* The problem: Although the records contain pictures, only their text should be set down, exactly as written.

----- Input for this task -----

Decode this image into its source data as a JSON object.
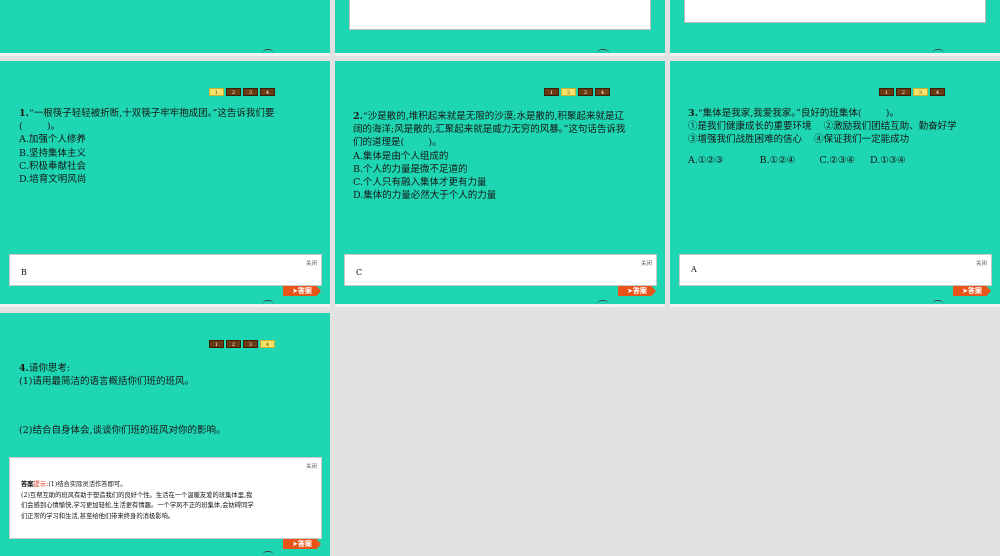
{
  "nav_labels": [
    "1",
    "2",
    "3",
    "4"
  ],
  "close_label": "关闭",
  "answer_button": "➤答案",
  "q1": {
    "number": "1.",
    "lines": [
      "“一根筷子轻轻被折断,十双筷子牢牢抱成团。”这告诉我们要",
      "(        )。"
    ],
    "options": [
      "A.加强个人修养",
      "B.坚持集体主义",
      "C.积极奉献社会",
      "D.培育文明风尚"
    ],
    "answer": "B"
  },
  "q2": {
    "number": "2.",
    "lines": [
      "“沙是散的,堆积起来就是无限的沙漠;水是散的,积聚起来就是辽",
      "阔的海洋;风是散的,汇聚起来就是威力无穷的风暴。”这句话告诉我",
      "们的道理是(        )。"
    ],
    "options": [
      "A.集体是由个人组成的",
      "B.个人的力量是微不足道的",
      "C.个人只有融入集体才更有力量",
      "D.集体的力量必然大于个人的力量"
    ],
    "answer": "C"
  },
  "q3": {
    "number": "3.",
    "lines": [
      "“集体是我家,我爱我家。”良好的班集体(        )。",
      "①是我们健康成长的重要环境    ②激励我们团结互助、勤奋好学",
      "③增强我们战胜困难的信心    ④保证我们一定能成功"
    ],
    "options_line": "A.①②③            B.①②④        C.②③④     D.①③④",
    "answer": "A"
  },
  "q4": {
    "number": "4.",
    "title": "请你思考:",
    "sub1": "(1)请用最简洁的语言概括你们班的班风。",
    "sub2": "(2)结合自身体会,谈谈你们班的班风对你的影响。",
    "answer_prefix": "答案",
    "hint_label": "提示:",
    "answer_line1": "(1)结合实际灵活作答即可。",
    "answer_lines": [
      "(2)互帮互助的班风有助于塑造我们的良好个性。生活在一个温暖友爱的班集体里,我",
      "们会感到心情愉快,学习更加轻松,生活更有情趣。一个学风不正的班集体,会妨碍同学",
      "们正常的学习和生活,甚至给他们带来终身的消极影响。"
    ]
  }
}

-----

* Output for this task:
Decode this image into its source data as a JSON object.
{
  "nav_labels": [
    "1",
    "2",
    "3",
    "4"
  ],
  "close_label": "关闭",
  "answer_button": "➤答案",
  "q1": {
    "number": "1.",
    "lines": [
      "“一根筷子轻轻被折断,十双筷子牢牢抱成团。”这告诉我们要",
      "(        )。"
    ],
    "options": [
      "A.加强个人修养",
      "B.坚持集体主义",
      "C.积极奉献社会",
      "D.培育文明风尚"
    ],
    "answer": "B"
  },
  "q2": {
    "number": "2.",
    "lines": [
      "“沙是散的,堆积起来就是无限的沙漠;水是散的,积聚起来就是辽",
      "阔的海洋;风是散的,汇聚起来就是威力无穷的风暴。”这句话告诉我",
      "们的道理是(        )。"
    ],
    "options": [
      "A.集体是由个人组成的",
      "B.个人的力量是微不足道的",
      "C.个人只有融入集体才更有力量",
      "D.集体的力量必然大于个人的力量"
    ],
    "answer": "C"
  },
  "q3": {
    "number": "3.",
    "lines": [
      "“集体是我家,我爱我家。”良好的班集体(        )。",
      "①是我们健康成长的重要环境    ②激励我们团结互助、勤奋好学",
      "③增强我们战胜困难的信心    ④保证我们一定能成功"
    ],
    "options_line": "A.①②③            B.①②④        C.②③④     D.①③④",
    "answer": "A"
  },
  "q4": {
    "number": "4.",
    "title": "请你思考:",
    "sub1": "(1)请用最简洁的语言概括你们班的班风。",
    "sub2": "(2)结合自身体会,谈谈你们班的班风对你的影响。",
    "answer_prefix": "答案",
    "hint_label": "提示:",
    "answer_line1": "(1)结合实际灵活作答即可。",
    "answer_lines": [
      "(2)互帮互助的班风有助于塑造我们的良好个性。生活在一个温暖友爱的班集体里,我",
      "们会感到心情愉快,学习更加轻松,生活更有情趣。一个学风不正的班集体,会妨碍同学",
      "们正常的学习和生活,甚至给他们带来终身的消极影响。"
    ]
  }
}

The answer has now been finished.